The Department of Finance stated that the issuance process included a ten-year Islamic Sukuk of $1billion at a 2.736 percent profit rate and another thirty-year $1 billion government bonds for a 3.90 percent interest rate.

Abdulrahman Saleh Al Saleh, director-general of DOF stated that “We are satisfied with the success of Dubai in this issuance. DOF was able to obtain the lowest interest rate for 30 -years bonds and the lowest profit for 10-year Sukuk in Dubai government history.”

Al Saleh also added that this bond issuance was following the factor of the emirate’s financial policies which mainly aimed at financial stability and to invest in infrastructure projects while considering the current situation the priority is given the budget circular issued in the second quarter of this year.

In the long-term bond segment, 84 percent of inventors were from the international community. The worth of the order book was over $10 billion which is five times higher than the target value of the bond. This value of order book and the diversified investor base clearly shows the trust of the international community over the strength of the emirate’s economy, says head of investors affairs at DOF, Rashed Ali bin Abood.

The Dubai Islamic Bank, Emirates NBD, First Abu Dhabi Bank, HSBC, and Standard Chartered Bank were instructed by the Government of Dubai to manage the bond issuance process.


A Sukuk is a sharia-compliant, fixed-income capital markets instrument whose terms and structures comply with sharia, with the intention of creating returns similar to those of conventional fixed-income instruments like bonds.

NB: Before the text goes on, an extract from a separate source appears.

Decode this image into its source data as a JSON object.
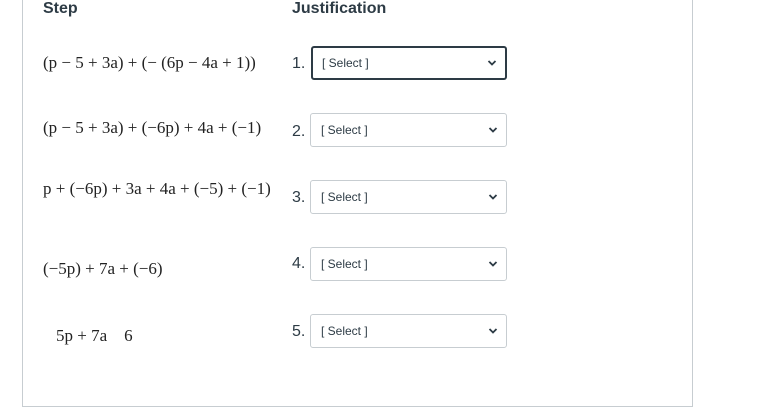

Unlike a conventional bond (secured or unsecured), which represents the debt obligation of the issuer, a Sukuk technically represents an interest in an underlying funding arrangement structured according to sharia, entitling the holder to a proportionate share of the returns generated by such arrangement and, at a defined future date, the return of the capital.